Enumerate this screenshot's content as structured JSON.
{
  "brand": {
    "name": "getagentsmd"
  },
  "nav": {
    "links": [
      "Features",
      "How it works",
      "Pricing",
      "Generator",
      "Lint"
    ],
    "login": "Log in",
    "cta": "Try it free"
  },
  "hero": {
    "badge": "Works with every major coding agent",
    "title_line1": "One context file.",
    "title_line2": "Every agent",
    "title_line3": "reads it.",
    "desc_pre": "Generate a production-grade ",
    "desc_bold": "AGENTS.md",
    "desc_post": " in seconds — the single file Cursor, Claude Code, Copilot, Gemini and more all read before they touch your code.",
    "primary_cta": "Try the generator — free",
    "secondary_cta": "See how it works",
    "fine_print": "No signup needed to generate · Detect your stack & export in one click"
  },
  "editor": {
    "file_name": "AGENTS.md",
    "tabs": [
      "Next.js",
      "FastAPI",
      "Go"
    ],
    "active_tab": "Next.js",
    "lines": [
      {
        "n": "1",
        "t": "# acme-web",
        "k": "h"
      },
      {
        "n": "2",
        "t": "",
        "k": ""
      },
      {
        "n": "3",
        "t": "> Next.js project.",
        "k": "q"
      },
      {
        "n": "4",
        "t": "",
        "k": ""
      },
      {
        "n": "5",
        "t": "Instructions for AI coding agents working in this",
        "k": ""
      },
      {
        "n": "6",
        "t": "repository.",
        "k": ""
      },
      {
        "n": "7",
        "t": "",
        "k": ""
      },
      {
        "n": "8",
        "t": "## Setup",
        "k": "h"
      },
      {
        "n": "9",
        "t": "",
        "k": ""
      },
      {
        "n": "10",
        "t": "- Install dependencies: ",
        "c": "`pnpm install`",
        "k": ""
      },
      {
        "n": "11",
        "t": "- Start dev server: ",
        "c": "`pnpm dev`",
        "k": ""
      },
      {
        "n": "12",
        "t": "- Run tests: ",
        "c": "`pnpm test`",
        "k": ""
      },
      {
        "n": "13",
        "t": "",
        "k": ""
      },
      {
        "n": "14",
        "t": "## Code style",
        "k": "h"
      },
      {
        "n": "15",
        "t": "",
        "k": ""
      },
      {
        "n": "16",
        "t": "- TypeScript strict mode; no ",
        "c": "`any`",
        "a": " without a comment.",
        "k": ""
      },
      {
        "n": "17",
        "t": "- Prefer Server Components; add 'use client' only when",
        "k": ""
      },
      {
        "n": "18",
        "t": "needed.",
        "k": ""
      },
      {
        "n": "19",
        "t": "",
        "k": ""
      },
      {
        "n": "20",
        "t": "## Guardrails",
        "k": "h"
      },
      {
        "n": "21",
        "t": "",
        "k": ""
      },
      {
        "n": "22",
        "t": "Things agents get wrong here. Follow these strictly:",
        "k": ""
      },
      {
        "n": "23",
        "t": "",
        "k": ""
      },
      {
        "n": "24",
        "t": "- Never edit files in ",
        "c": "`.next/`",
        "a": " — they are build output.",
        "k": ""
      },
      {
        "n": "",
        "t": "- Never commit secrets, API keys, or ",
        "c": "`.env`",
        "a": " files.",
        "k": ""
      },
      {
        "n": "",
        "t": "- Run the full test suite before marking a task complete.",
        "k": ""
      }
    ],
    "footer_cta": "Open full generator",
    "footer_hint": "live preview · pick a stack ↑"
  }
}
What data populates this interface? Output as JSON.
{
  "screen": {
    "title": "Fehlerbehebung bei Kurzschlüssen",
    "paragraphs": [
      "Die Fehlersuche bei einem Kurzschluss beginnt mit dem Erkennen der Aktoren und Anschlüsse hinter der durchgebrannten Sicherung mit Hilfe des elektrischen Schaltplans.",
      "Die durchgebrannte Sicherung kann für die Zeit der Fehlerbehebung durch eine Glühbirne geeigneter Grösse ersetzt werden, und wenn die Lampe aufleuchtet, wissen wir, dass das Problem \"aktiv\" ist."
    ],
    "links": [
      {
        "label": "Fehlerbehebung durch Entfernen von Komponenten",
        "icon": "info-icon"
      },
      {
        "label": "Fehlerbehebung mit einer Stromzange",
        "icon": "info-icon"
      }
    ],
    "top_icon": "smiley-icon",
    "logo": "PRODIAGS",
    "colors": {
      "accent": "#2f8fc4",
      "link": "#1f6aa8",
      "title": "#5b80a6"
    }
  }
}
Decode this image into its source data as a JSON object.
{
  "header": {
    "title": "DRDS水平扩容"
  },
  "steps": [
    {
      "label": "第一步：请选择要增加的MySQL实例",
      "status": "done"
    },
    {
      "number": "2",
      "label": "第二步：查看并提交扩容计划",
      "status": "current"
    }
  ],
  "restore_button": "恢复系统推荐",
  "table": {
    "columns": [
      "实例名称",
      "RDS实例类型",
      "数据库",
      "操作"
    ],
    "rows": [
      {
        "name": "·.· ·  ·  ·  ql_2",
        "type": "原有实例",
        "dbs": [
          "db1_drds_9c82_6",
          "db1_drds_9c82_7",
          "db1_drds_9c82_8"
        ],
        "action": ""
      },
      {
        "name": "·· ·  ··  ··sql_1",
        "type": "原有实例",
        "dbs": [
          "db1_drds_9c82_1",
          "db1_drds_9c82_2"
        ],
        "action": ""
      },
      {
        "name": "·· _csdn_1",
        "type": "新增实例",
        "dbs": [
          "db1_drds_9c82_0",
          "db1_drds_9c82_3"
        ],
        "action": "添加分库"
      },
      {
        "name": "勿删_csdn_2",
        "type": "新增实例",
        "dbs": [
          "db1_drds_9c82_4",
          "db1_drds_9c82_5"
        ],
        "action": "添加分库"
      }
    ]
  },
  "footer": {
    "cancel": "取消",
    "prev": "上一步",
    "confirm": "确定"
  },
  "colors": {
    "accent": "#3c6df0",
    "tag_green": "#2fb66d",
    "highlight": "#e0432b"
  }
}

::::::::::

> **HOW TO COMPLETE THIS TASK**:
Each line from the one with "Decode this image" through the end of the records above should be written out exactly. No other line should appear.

> **EXPECTED ANSWER**:
Decode this image into its source data as a JSON object.
{
  "header": {
    "title": "DRDS水平扩容"
  },
  "steps": [
    {
      "label": "第一步：请选择要增加的MySQL实例",
      "status": "done"
    },
    {
      "number": "2",
      "label": "第二步：查看并提交扩容计划",
      "status": "current"
    }
  ],
  "restore_button": "恢复系统推荐",
  "table": {
    "columns": [
      "实例名称",
      "RDS实例类型",
      "数据库",
      "操作"
    ],
    "rows": [
      {
        "name": "·.· ·  ·  ·  ql_2",
        "type": "原有实例",
        "dbs": [
          "db1_drds_9c82_6",
          "db1_drds_9c82_7",
          "db1_drds_9c82_8"
        ],
        "action": ""
      },
      {
        "name": "·· ·  ··  ··sql_1",
        "type": "原有实例",
        "dbs": [
          "db1_drds_9c82_1",
          "db1_drds_9c82_2"
        ],
        "action": ""
      },
      {
        "name": "·· _csdn_1",
        "type": "新增实例",
        "dbs": [
          "db1_drds_9c82_0",
          "db1_drds_9c82_3"
        ],
        "action": "添加分库"
      },
      {
        "name": "勿删_csdn_2",
        "type": "新增实例",
        "dbs": [
          "db1_drds_9c82_4",
          "db1_drds_9c82_5"
        ],
        "action": "添加分库"
      }
    ]
  },
  "footer": {
    "cancel": "取消",
    "prev": "上一步",
    "confirm": "确定"
  },
  "colors": {
    "accent": "#3c6df0",
    "tag_green": "#2fb66d",
    "highlight": "#e0432b"
  }
}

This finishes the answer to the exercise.